So many sad people at the meeting last night were having trouble with alcoholic husbands and children. Tears were flowing and the Kleenex was flying. There is nothing like newcomers to spark up a meeting. So we talked about being powerless which is something that I need to be mindful of. It's so easy to take my power back when I think that someone else needs to take action.
One lady shared about her alcoholic husband who went to rehab after the family did an intervention which drove him to have an affair. So now he thinks that she is an interfering bitch, doesn't want to talk to her, has moved out and is living with his lover. Whew! What a tangled web we weave in our co-dependent unmanageability. She is crying because she wants him back, especially the man that he used to be. I wonder at the wisdom of wanting someone at any cost, even when that person does not want you. There is no logic to what happens to those who live with alcoholism. Self-respect and self-esteem are so low that most of us are willing to settle for a few crumbs of affection.
I see how far I have come. I see myself where that woman is: willing to sacrifice myself, do anything, to get the person back. It doesn't work. The person who was the one we married or gave birth to or who gave birth to us is not the same. No one is the same after alcoholism enters the picture. We become different people and if we are lucky enough to get into recovery, we learn to love who we are. Because of recovery, I think that I am a better person. I hope that the newcomers stick around long enough to see the miracles happen in their life.
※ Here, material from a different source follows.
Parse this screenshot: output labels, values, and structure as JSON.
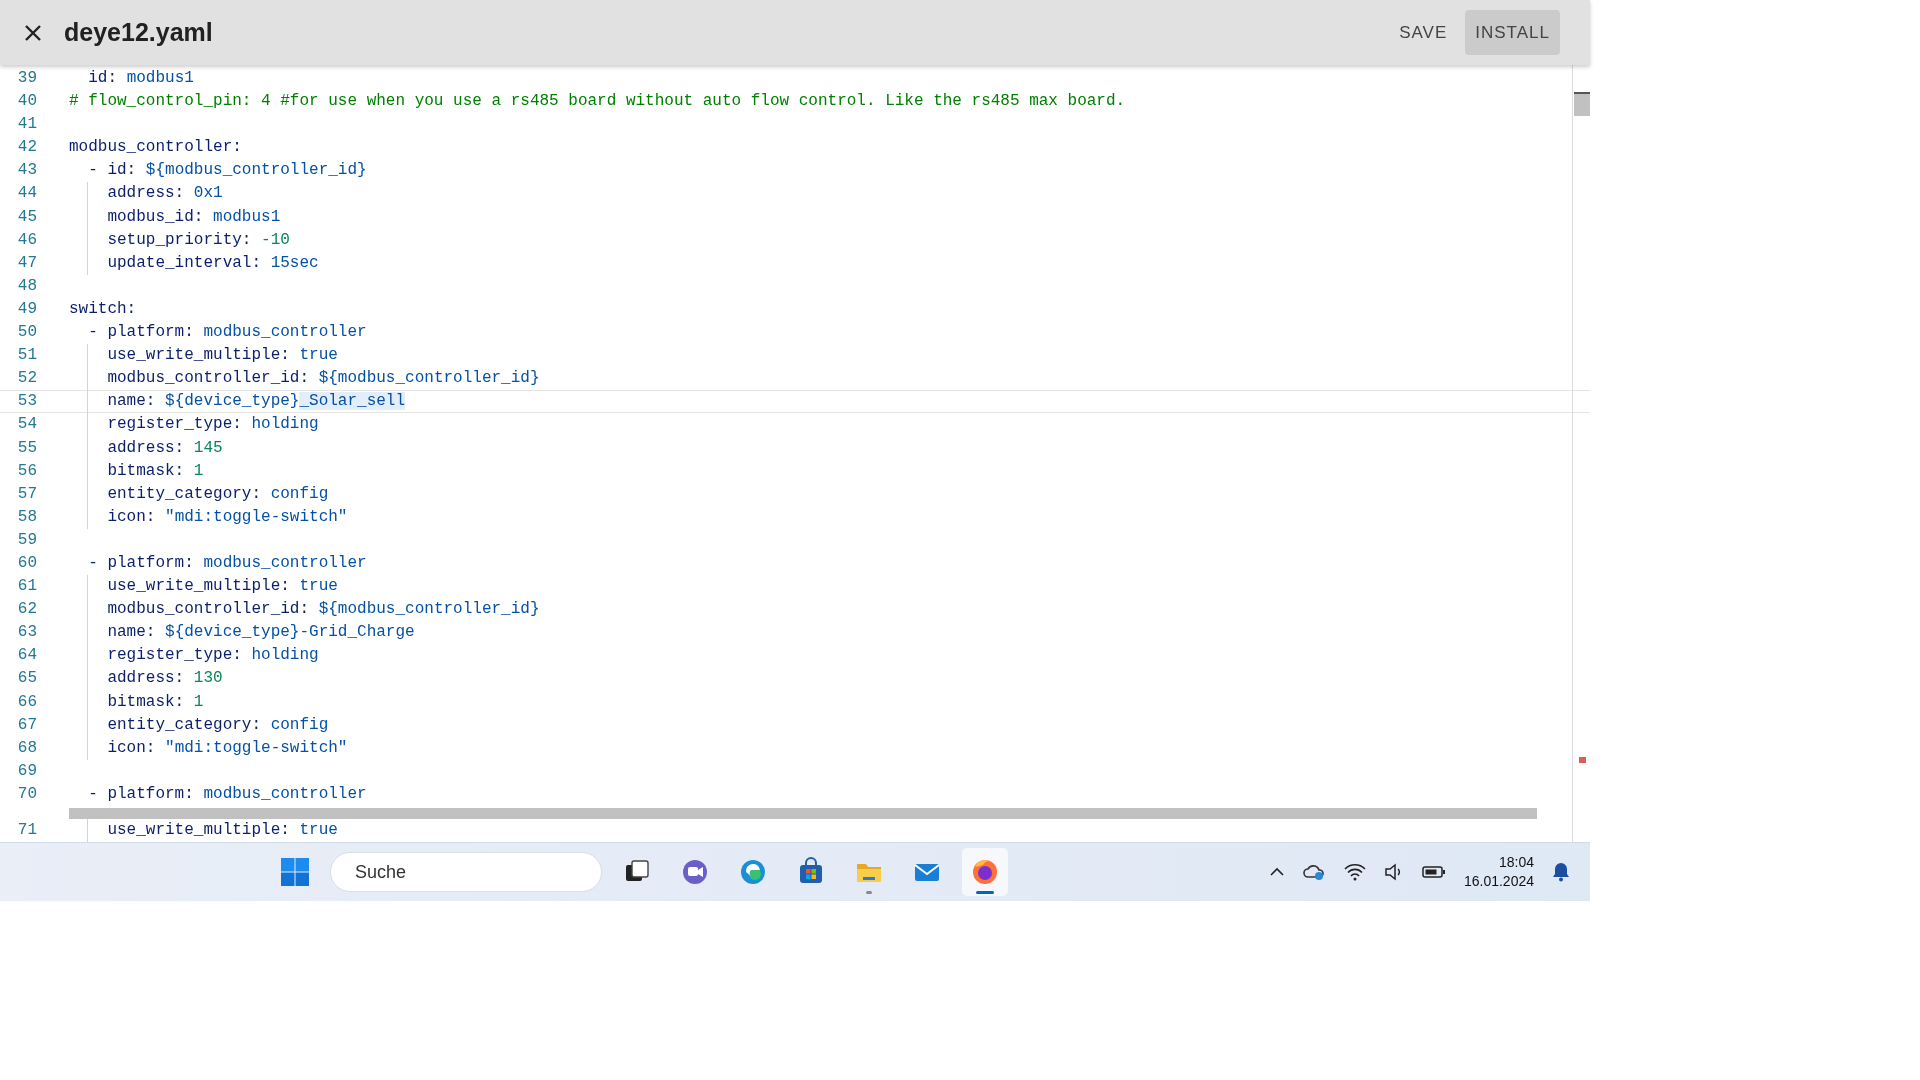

“All the art of living lies in a fine mingling of letting go and holding on.”
- Havelock Ellis
“When I let go of what I am, I become what I might be.”
- Lao Tzu